Neither defense of pups nor rabies is commonly seen now in either the U.S. or Canada, where the rate of sterilization of female dogs reached circa 70% in the early 1990s, while canine rabies was eradicated from the U.S. by the early 21st century.
Predatory behavior, more than classically aggressive behavior, appears to be commonly involved in fatal and disfiguring attacks by wolf-like dogs, such as wolf hybrids, huskies, Akitas, Malamutes, German shepherds, and their mixes.
But by far and away the aggressive behavior most often involved in fatal and disfiguring dog attacks in the U.S. and Canada today, whether the victims are human or animal, is the characteristic behavior of pit bulls and other breeds of fighting ancestry, associated with hair-trigger reactivity to stimulus and the capability of doing catastrophic harm in a first-ever biting incident.
Tony Solesky says
As usual an excellent read
Ruth Steinberger says
Merritt and Beth as usual thank you for a great piece and for noting Spay FIRST’s extensive work in this field.
Neutering male dogs doesn’t eliminate all poor behaviors, or make a “pet” of a particular dog, any more than castrating a horse eliminates the possibility that the horse may kick someone.

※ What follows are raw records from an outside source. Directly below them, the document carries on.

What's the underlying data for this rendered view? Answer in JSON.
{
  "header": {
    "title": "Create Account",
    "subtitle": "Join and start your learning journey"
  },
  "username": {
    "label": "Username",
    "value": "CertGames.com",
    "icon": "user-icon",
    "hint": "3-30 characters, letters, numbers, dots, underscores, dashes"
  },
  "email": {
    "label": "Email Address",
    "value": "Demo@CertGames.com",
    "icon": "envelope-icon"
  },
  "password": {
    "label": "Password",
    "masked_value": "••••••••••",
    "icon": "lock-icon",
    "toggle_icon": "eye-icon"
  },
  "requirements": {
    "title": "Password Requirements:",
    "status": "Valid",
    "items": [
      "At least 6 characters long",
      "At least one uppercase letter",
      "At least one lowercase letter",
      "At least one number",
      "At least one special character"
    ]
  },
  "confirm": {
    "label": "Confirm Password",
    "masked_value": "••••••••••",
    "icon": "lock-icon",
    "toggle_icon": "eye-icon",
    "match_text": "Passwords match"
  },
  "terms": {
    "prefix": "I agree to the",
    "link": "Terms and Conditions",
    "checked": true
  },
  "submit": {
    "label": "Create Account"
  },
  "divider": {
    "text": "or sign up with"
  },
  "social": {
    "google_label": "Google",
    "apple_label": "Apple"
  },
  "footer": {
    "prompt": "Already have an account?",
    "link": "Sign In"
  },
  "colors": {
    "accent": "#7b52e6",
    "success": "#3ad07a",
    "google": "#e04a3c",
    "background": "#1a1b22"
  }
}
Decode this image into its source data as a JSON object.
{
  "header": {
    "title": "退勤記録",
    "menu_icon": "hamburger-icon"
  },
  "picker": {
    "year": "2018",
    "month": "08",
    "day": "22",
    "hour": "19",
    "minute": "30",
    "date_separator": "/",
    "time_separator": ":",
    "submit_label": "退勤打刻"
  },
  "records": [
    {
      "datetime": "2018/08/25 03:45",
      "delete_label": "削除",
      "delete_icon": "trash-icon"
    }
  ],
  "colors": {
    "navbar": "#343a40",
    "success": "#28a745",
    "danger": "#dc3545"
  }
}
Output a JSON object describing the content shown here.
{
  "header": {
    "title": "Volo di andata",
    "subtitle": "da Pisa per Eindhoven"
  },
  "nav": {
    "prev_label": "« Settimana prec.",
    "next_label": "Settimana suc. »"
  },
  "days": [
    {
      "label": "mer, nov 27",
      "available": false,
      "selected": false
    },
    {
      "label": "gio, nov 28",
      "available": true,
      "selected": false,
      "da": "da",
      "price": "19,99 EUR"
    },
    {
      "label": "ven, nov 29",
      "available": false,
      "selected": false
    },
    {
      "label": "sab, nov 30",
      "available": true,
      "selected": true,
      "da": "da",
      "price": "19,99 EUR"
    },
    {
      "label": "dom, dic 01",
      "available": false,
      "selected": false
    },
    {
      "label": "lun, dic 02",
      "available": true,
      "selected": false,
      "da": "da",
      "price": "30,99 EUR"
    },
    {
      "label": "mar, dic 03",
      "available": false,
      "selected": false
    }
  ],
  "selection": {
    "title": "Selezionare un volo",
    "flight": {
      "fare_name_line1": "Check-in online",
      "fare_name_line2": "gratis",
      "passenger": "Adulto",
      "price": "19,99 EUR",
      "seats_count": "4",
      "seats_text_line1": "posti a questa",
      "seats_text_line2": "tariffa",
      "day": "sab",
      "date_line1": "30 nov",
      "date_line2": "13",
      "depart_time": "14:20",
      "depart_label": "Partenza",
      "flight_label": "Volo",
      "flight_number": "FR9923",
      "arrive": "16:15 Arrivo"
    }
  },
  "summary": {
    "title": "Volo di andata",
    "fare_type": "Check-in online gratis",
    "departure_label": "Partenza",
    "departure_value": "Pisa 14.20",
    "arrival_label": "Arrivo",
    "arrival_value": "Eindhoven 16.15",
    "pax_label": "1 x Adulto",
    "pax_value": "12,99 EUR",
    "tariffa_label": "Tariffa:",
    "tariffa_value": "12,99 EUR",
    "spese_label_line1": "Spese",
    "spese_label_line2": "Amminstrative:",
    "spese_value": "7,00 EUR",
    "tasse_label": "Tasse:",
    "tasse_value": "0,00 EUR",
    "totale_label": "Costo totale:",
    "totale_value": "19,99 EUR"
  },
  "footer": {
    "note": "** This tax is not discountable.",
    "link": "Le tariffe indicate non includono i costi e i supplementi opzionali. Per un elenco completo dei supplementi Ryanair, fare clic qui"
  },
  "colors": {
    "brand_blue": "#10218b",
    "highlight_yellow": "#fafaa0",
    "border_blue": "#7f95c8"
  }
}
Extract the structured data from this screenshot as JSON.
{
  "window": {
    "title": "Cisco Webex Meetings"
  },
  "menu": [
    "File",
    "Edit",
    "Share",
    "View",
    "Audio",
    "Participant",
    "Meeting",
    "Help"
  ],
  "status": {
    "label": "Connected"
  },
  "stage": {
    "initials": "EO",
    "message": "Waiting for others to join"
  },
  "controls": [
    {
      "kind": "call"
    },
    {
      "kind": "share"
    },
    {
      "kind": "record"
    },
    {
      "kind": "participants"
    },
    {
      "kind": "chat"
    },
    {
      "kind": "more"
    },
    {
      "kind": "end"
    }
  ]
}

Genetics, training and lifestyle all come into play. But so does testosterone.
First and foremost, castrated male dogs don’t seek females in estrus (most ultimately ignore the scent), and that eliminates or reduces many problems including the annoyance of dogs that even destroy walls to get loose and roam, some to be found miles from home and some never to be found at all. Neutering absolutely reduces the likelihood of a dog lifting a leg on furniture. If the dog was a rescue dog, having nice behavior may help him remain rescued. Undesirable behavior will not.
But all of those points presume that a dog will be around furniture or see the inside of a house, or be cared for in some way. Globally most will not.
When a female street dog goes into estrus and there are a large pack of males attracted to and following her around (as a pack), fighting with each other, the entire presence is intimidating to people nearby. Add in a perceived or real threat of rabies (and other factors) and the historic response has been lethal culling. Spaying the female is obviously ideal. But if it is significantly cheaper and easier, eliminating the precursor to this scene has value to the dogs.
The combination of circumstances that befall street dogs, and end up with people wanting to eliminate them, are why Spay FIRST! has continued our hands on research to determine an effective, safe and easily duplicated process for the application of calcium chloride.
The overwhelming number of street dogs are in developing nations. Calcium chloride is a compounded product made of two ingredients (calcium chloride and generally ethanol) that are too common to be patented, it can provide global availability for non surgical neutering at a very low cost. No one owns calcium chloride, so everyone owns calcium chloride, so to speak. Veterinarians can use it virtually everywhere, and for simply the cost of the ingredients.
While pit bulls are skewing data and our national conversation, there is a difference in the expectations of behavior between a castrated vs uncastrated male dog. I know this from the ones at my house. Giving homeless dogs the best chance they can have to simply “get along” is the value of neutering or using a non-surgical neutering product for male dogs.